Would you give the data below back exactly as it reads?

————————

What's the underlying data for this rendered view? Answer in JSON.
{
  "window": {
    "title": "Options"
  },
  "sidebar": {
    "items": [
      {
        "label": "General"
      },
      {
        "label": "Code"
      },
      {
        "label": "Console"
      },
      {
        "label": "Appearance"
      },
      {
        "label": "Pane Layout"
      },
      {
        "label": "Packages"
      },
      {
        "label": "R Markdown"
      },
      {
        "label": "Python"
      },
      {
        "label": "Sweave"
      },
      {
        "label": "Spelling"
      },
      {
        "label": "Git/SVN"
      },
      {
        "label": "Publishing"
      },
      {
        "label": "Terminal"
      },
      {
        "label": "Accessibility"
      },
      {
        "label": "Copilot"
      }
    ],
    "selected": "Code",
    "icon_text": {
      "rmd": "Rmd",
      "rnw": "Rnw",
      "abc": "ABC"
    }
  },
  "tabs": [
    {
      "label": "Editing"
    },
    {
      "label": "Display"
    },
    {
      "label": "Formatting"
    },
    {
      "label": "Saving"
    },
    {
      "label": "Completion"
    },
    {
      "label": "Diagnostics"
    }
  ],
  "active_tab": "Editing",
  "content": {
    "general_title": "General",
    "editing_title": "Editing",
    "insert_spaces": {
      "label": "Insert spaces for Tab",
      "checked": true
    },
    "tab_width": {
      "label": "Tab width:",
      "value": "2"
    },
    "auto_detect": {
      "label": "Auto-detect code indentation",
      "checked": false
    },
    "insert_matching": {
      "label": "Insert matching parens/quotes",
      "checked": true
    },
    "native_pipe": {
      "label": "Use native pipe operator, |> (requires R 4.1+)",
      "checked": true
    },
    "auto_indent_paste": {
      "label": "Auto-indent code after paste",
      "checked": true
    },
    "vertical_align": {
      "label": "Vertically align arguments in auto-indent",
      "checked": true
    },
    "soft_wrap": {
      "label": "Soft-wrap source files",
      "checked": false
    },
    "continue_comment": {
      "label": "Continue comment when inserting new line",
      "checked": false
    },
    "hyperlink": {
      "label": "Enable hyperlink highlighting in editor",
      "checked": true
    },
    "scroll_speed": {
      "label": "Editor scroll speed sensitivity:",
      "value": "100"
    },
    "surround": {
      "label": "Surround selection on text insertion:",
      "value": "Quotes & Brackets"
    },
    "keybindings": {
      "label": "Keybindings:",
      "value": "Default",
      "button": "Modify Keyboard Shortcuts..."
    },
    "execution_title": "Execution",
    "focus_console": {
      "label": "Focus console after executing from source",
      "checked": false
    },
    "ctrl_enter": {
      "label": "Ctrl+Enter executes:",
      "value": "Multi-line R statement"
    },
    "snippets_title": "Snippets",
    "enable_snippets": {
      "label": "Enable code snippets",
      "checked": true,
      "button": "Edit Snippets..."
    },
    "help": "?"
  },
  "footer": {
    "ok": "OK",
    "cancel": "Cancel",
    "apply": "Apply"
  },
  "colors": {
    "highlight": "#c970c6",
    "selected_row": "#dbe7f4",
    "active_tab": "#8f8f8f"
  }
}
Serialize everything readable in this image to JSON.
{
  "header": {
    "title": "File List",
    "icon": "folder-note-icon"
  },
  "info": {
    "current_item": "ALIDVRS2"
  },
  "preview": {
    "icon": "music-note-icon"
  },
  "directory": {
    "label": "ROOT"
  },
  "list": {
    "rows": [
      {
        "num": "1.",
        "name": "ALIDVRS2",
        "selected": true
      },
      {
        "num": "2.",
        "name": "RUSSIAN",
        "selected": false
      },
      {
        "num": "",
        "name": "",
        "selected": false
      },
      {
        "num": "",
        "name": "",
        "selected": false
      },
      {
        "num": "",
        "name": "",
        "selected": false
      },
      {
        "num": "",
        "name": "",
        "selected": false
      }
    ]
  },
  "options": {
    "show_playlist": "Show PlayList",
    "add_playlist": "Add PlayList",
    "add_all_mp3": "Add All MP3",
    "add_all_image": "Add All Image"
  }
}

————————

• TASK SOLUTION:
What's the underlying data for this rendered view? Answer in JSON.
{
  "window": {
    "title": "Options"
  },
  "sidebar": {
    "items": [
      {
        "label": "General"
      },
      {
        "label": "Code"
      },
      {
        "label": "Console"
      },
      {
        "label": "Appearance"
      },
      {
        "label": "Pane Layout"
      },
      {
        "label": "Packages"
      },
      {
        "label": "R Markdown"
      },
      {
        "label": "Python"
      },
      {
        "label": "Sweave"
      },
      {
        "label": "Spelling"
      },
      {
        "label": "Git/SVN"
      },
      {
        "label": "Publishing"
      },
      {
        "label": "Terminal"
      },
      {
        "label": "Accessibility"
      },
      {
        "label": "Copilot"
      }
    ],
    "selected": "Code",
    "icon_text": {
      "rmd": "Rmd",
      "rnw": "Rnw",
      "abc": "ABC"
    }
  },
  "tabs": [
    {
      "label": "Editing"
    },
    {
      "label": "Display"
    },
    {
      "label": "Formatting"
    },
    {
      "label": "Saving"
    },
    {
      "label": "Completion"
    },
    {
      "label": "Diagnostics"
    }
  ],
  "active_tab": "Editing",
  "content": {
    "general_title": "General",
    "editing_title": "Editing",
    "insert_spaces": {
      "label": "Insert spaces for Tab",
      "checked": true
    },
    "tab_width": {
      "label": "Tab width:",
      "value": "2"
    },
    "auto_detect": {
      "label": "Auto-detect code indentation",
      "checked": false
    },
    "insert_matching": {
      "label": "Insert matching parens/quotes",
      "checked": true
    },
    "native_pipe": {
      "label": "Use native pipe operator, |> (requires R 4.1+)",
      "checked": true
    },
    "auto_indent_paste": {
      "label": "Auto-indent code after paste",
      "checked": true
    },
    "vertical_align": {
      "label": "Vertically align arguments in auto-indent",
      "checked": true
    },
    "soft_wrap": {
      "label": "Soft-wrap source files",
      "checked": false
    },
    "continue_comment": {
      "label": "Continue comment when inserting new line",
      "checked": false
    },
    "hyperlink": {
      "label": "Enable hyperlink highlighting in editor",
      "checked": true
    },
    "scroll_speed": {
      "label": "Editor scroll speed sensitivity:",
      "value": "100"
    },
    "surround": {
      "label": "Surround selection on text insertion:",
      "value": "Quotes & Brackets"
    },
    "keybindings": {
      "label": "Keybindings:",
      "value": "Default",
      "button": "Modify Keyboard Shortcuts..."
    },
    "execution_title": "Execution",
    "focus_console": {
      "label": "Focus console after executing from source",
      "checked": false
    },
    "ctrl_enter": {
      "label": "Ctrl+Enter executes:",
      "value": "Multi-line R statement"
    },
    "snippets_title": "Snippets",
    "enable_snippets": {
      "label": "Enable code snippets",
      "checked": true,
      "button": "Edit Snippets..."
    },
    "help": "?"
  },
  "footer": {
    "ok": "OK",
    "cancel": "Cancel",
    "apply": "Apply"
  },
  "colors": {
    "highlight": "#c970c6",
    "selected_row": "#dbe7f4",
    "active_tab": "#8f8f8f"
  }
}
Serialize everything readable in this image to JSON.
{
  "header": {
    "title": "File List",
    "icon": "folder-note-icon"
  },
  "info": {
    "current_item": "ALIDVRS2"
  },
  "preview": {
    "icon": "music-note-icon"
  },
  "directory": {
    "label": "ROOT"
  },
  "list": {
    "rows": [
      {
        "num": "1.",
        "name": "ALIDVRS2",
        "selected": true
      },
      {
        "num": "2.",
        "name": "RUSSIAN",
        "selected": false
      },
      {
        "num": "",
        "name": "",
        "selected": false
      },
      {
        "num": "",
        "name": "",
        "selected": false
      },
      {
        "num": "",
        "name": "",
        "selected": false
      },
      {
        "num": "",
        "name": "",
        "selected": false
      }
    ]
  },
  "options": {
    "show_playlist": "Show PlayList",
    "add_playlist": "Add PlayList",
    "add_all_mp3": "Add All MP3",
    "add_all_image": "Add All Image"
  }
}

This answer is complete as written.